Children’s book author and illustrator Melissa Sweet drew on UConn puppetry sources for her celebrated new children’s book Balloons over Broadway: The True Story of the Puppeteer of Macy’s Parade, which chronicles the story of legendary American puppeteer Tony Sarg and his 1920s invention of the inflatable puppets for Macy’s Thanksgiving Day parades.
Sweet, who did much of her research for the book at the The Nantucket Historical Association, the home of a large Tony Sarg collection, conferred with both Puppet Arts head Bart Roccoberton and Ballard Institute director John Bell to better understand Sarg’s innovative work from a puppeteer’s perspective. Sarg, the most innovative and influential American puppeteer in the first half of the 20th century, was designing store windows and newspaper advertisements for Macy’s when the company asked him to create puppets for a new concept: a Thanksgiving Day parade. Sarg’s designs for giant inflatable puppets have made the parade one of the most popular public spectacles in modern culture.
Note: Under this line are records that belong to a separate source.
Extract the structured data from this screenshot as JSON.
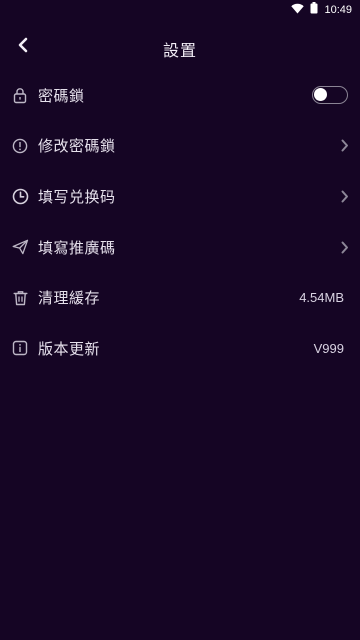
{
  "status_bar": {
    "time": "10:49",
    "icons": [
      "wifi-icon",
      "battery-icon"
    ]
  },
  "header": {
    "title": "設置",
    "back_icon": "chevron-left-icon"
  },
  "settings": [
    {
      "label": "密碼鎖",
      "icon": "lock-icon",
      "control": "toggle",
      "toggle_on": false
    },
    {
      "label": "修改密碼鎖",
      "icon": "info-circle-icon",
      "control": "chevron"
    },
    {
      "label": "填写兑换码",
      "icon": "clock-icon",
      "control": "chevron"
    },
    {
      "label": "填寫推廣碼",
      "icon": "paper-plane-icon",
      "control": "chevron"
    },
    {
      "label": "清理緩存",
      "icon": "trash-icon",
      "control": "value",
      "value": "4.54MB"
    },
    {
      "label": "版本更新",
      "icon": "info-square-icon",
      "control": "value",
      "value": "V999"
    }
  ],
  "colors": {
    "background": "#150524",
    "text": "#e6e1ec",
    "icon": "#bdb7c6",
    "chevron": "#8d8798"
  }
}
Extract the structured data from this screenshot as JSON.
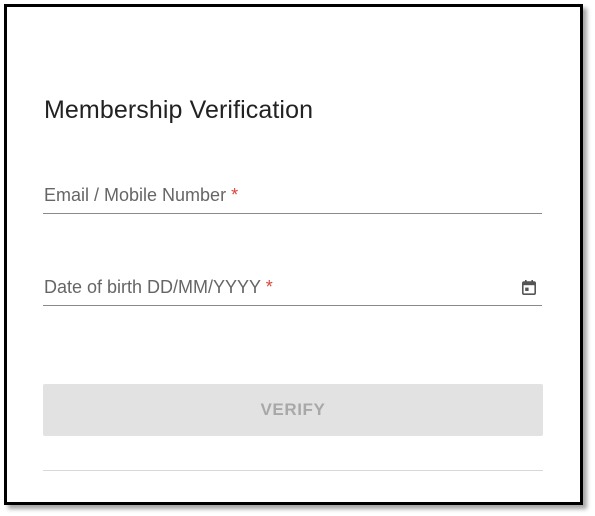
{
  "form": {
    "title": "Membership Verification",
    "email_field": {
      "label": "Email / Mobile Number",
      "required_mark": "*",
      "value": ""
    },
    "dob_field": {
      "label": "Date of birth DD/MM/YYYY",
      "required_mark": "*",
      "value": "",
      "icon": "calendar-icon"
    },
    "verify_button": {
      "label": "VERIFY",
      "state": "disabled"
    }
  },
  "colors": {
    "border": "#000000",
    "title": "#222222",
    "label": "#666666",
    "required": "#d9453a",
    "underline": "#8a8a8a",
    "button_bg": "#e2e2e2",
    "button_text": "#a8a8a8"
  }
}
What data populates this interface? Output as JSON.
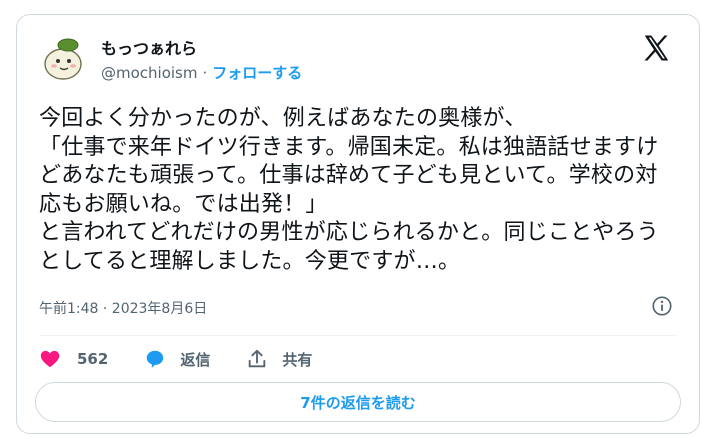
{
  "author": {
    "display_name": "もっつぁれら",
    "handle": "@mochioism",
    "separator": "·",
    "follow_label": "フォローする"
  },
  "tweet": {
    "text": "今回よく分かったのが、例えばあなたの奥様が、\n「仕事で来年ドイツ行きます。帰国未定。私は独語話せますけどあなたも頑張って。仕事は辞めて子ども見といて。学校の対応もお願いね。では出発！」\nと言われてどれだけの男性が応じられるかと。同じことやろうとしてると理解しました。今更ですが…。",
    "timestamp": "午前1:48 · 2023年8月6日"
  },
  "actions": {
    "like_count": "562",
    "reply_label": "返信",
    "share_label": "共有"
  },
  "replies_button": {
    "label": "7件の返信を読む"
  },
  "icons": {
    "platform_logo": "x-logo",
    "info": "info-icon",
    "like": "heart-icon",
    "reply": "reply-bubble-icon",
    "share": "share-icon"
  },
  "colors": {
    "accent": "#1d9bf0",
    "like": "#f91880",
    "text": "#0f1419",
    "secondary": "#536471",
    "border": "#cfd9de"
  }
}
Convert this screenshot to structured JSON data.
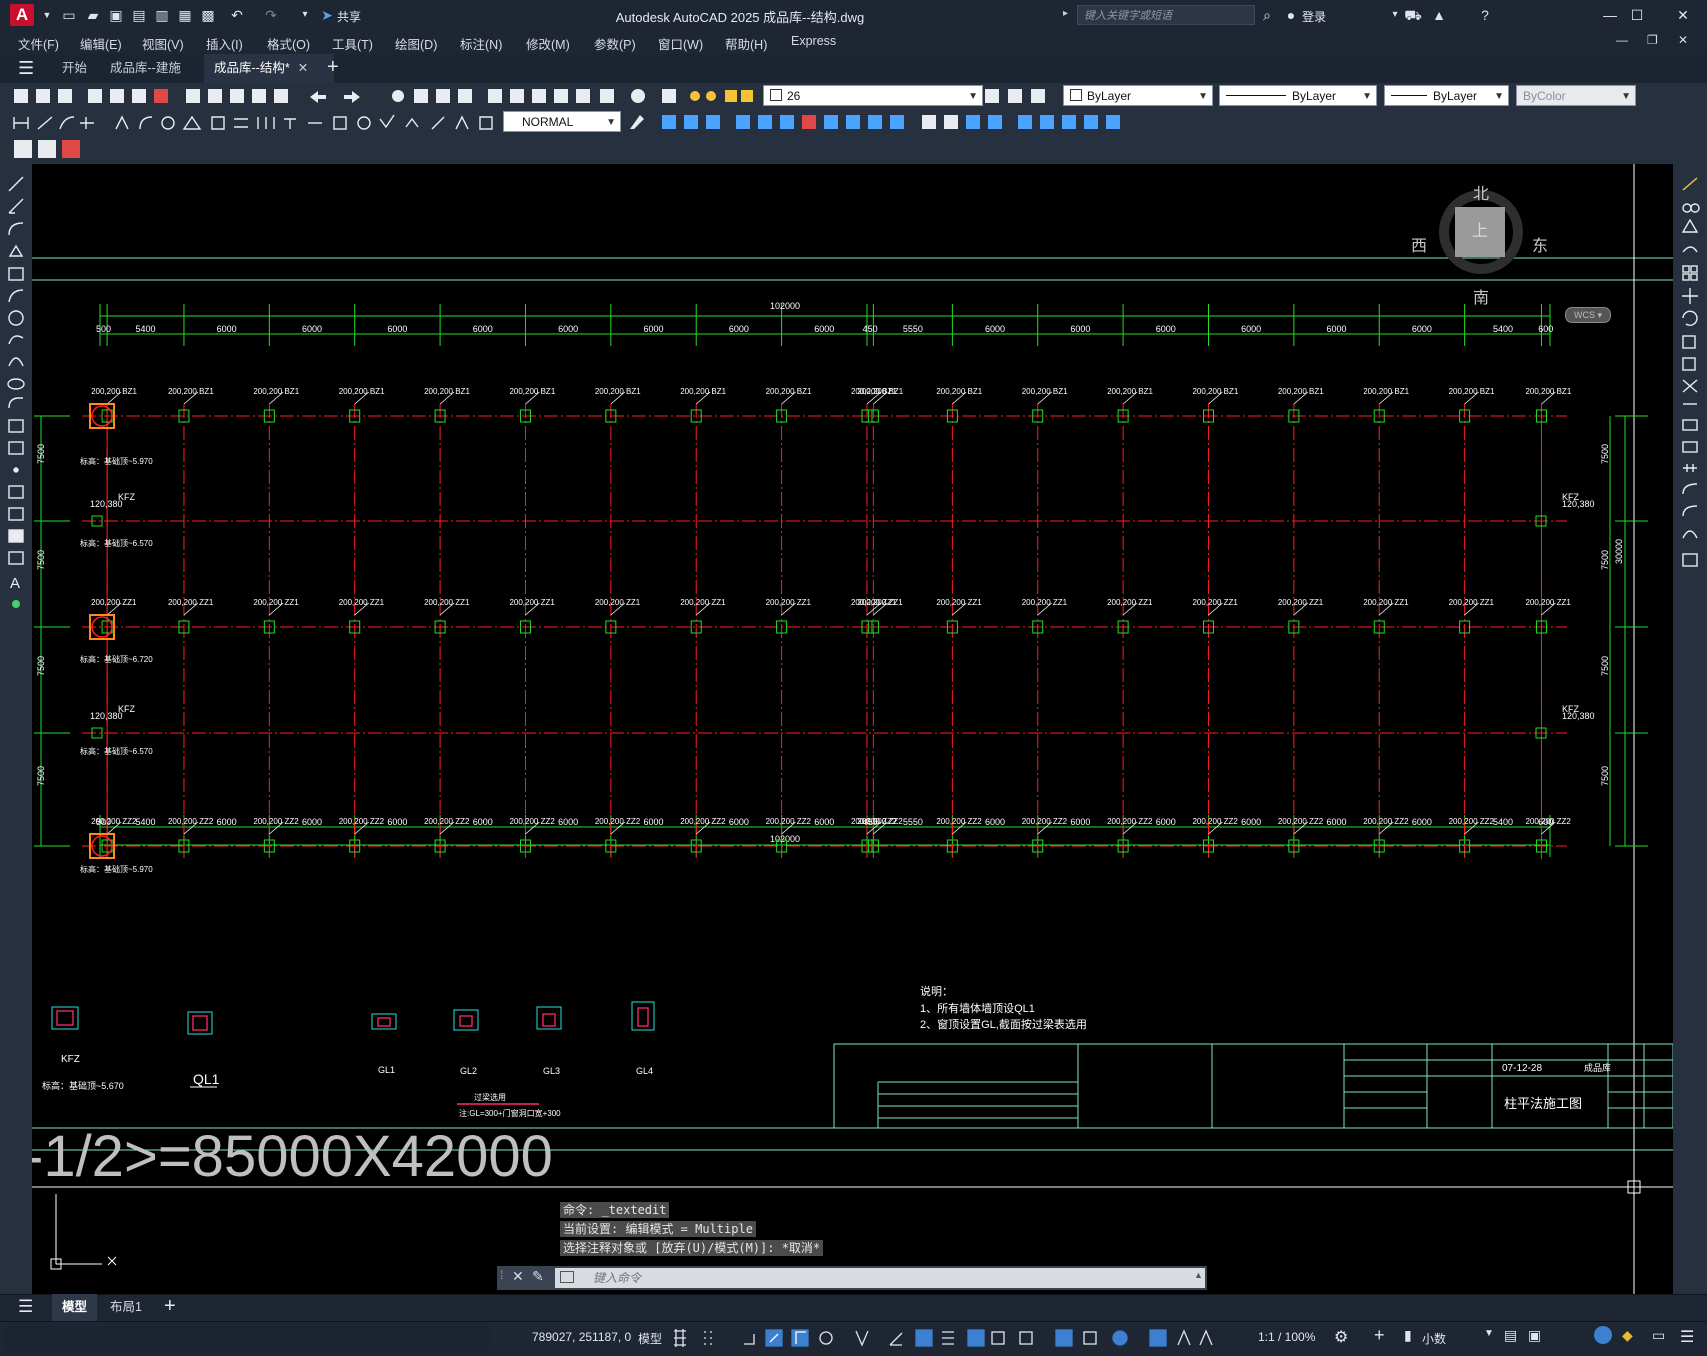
{
  "app": {
    "logo": "A",
    "title": "Autodesk AutoCAD 2025    成品库--结构.dwg",
    "share_label": "共享",
    "search_placeholder": "键入关键字或短语",
    "login_label": "登录"
  },
  "menu": [
    "文件(F)",
    "编辑(E)",
    "视图(V)",
    "插入(I)",
    "格式(O)",
    "工具(T)",
    "绘图(D)",
    "标注(N)",
    "修改(M)",
    "参数(P)",
    "窗口(W)",
    "帮助(H)",
    "Express"
  ],
  "tabs": [
    {
      "label": "开始"
    },
    {
      "label": "成品库--建施"
    },
    {
      "label": "成品库--结构*"
    }
  ],
  "toolbar": {
    "layer_value": "26",
    "color_value": "ByLayer",
    "linetype_value": "ByLayer",
    "lineweight_value": "ByLayer",
    "plotstyle_value": "ByColor",
    "dimstyle_value": "NORMAL"
  },
  "viewcube": {
    "north": "北",
    "south": "南",
    "east": "东",
    "west": "西",
    "top": "上",
    "wcs": "WCS"
  },
  "drawing": {
    "top_dims": [
      "500",
      "5400",
      "6000",
      "6000",
      "6000",
      "6000",
      "6000",
      "6000",
      "6000",
      "6000",
      "450",
      "5550",
      "6000",
      "6000",
      "6000",
      "6000",
      "6000",
      "6000",
      "5400",
      "600"
    ],
    "total_dim": "102000",
    "side_dims": [
      "7500",
      "7500",
      "7500",
      "7500"
    ],
    "side_total": "30000",
    "row1_label": "200,200 BZ1",
    "row2_label": "200,200 ZZ1",
    "row3_label": "200,200 ZZ2",
    "kfz_label": "KFZ",
    "kfz_dim": "120,380",
    "elev1": "标高：基础顶~5.970",
    "elev2": "标高：基础顶~6.570",
    "elev3": "标高：基础顶~6.720",
    "elev4": "标高：基础顶~6.570",
    "elev5": "标高：基础顶~5.970",
    "notes_title": "说明：",
    "note1": "1、所有墙体墙顶设QL1",
    "note2": "2、窗顶设置GL,截面按过梁表选用",
    "details": [
      "KFZ",
      "QL1",
      "GL1",
      "GL2",
      "GL3",
      "GL4"
    ],
    "detail_kfz_elev": "标高：基础顶~5.670",
    "gl_note": "注:GL=300+门窗洞口宽+300",
    "gl_table_title": "过梁选用",
    "titleblock_title": "柱平法施工图",
    "titleblock_project": "成品库",
    "titleblock_date": "07-12-28",
    "big_text": "-1/2>=85000X42000"
  },
  "command": {
    "line1": "命令:  _textedit",
    "line2": "当前设置: 编辑模式 = Multiple",
    "line3": "选择注释对象或 [放弃(U)/模式(M)]: *取消*",
    "input_placeholder": "键入命令"
  },
  "layout_tabs": [
    "模型",
    "布局1"
  ],
  "status": {
    "coords": "789027, 251187, 0",
    "model": "模型",
    "scale": "1:1 / 100%",
    "units": "小数"
  }
}
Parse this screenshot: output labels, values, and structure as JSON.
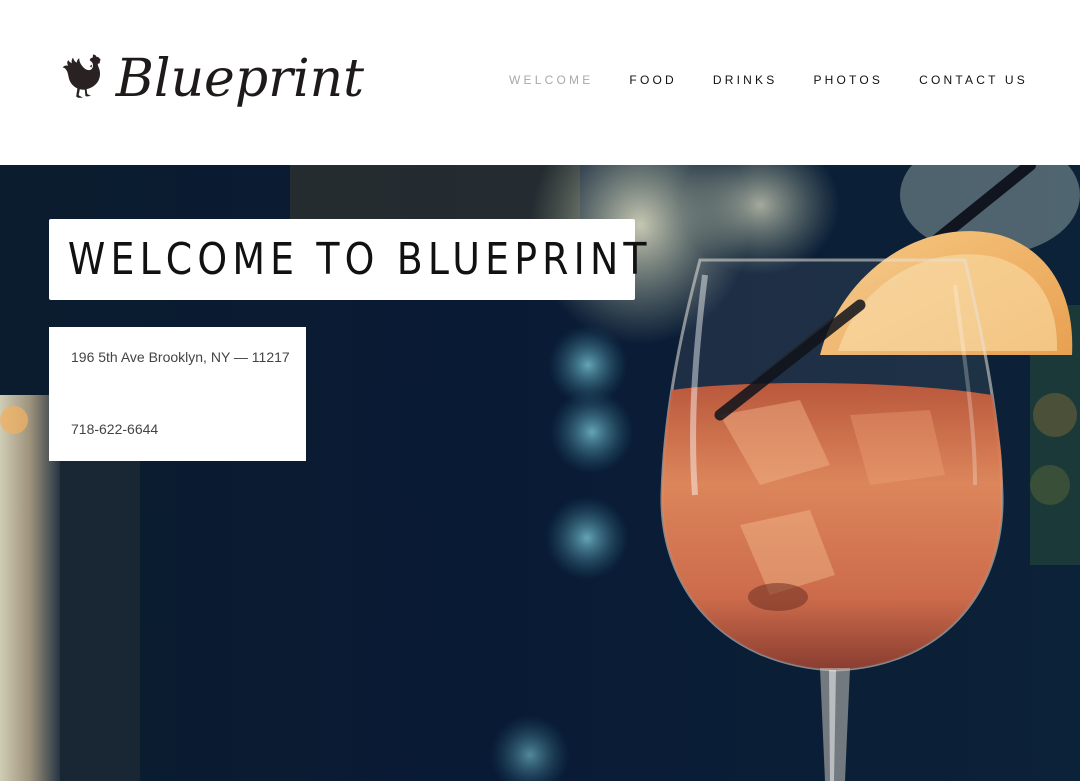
{
  "brand": {
    "name": "Blueprint",
    "logo_icon": "rooster-icon"
  },
  "nav": {
    "items": [
      {
        "label": "WELCOME",
        "active": true
      },
      {
        "label": "FOOD",
        "active": false
      },
      {
        "label": "DRINKS",
        "active": false
      },
      {
        "label": "PHOTOS",
        "active": false
      },
      {
        "label": "CONTACT US",
        "active": false
      }
    ]
  },
  "hero": {
    "title": "WELCOME TO BLUEPRINT",
    "address": "196 5th Ave Brooklyn, NY — 11217",
    "phone": "718-622-6644",
    "image": "cocktail-photo"
  },
  "colors": {
    "text_dark": "#111111",
    "nav_active": "#a9a9a9",
    "hero_background": "#0a1a33",
    "drink": "#d9734a"
  }
}
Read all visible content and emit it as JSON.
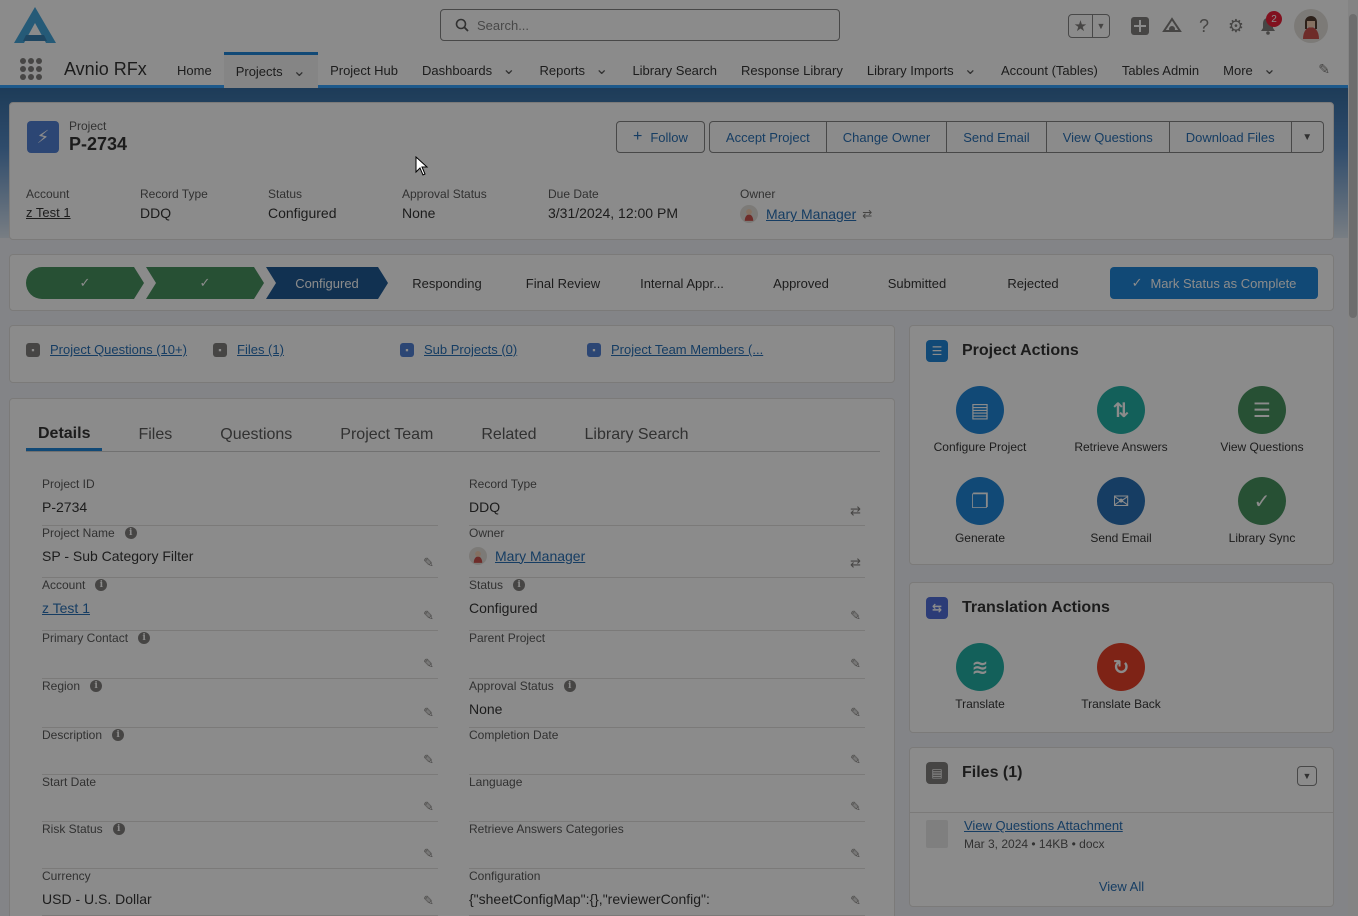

With captivating drawings and collages Sweet patiently and clearly tells the story of how Sarg’s experience with string marionettes allowed him to make a creative and conceptual leap to a new art form: helium-filled inflatable puppets operated from below–in other words, upside-down marionettes. Sweet’s book has received glowing reviews from Publisher’s Weekly and from New York Times Book Review critic Pete Hamill, who wrote that Sweet’s “brilliant combination of collage, design, illustration and text gives Balloons Over Broadway an amazing richness,” adding that no one who reads the book “will ever see the parade in the same way.”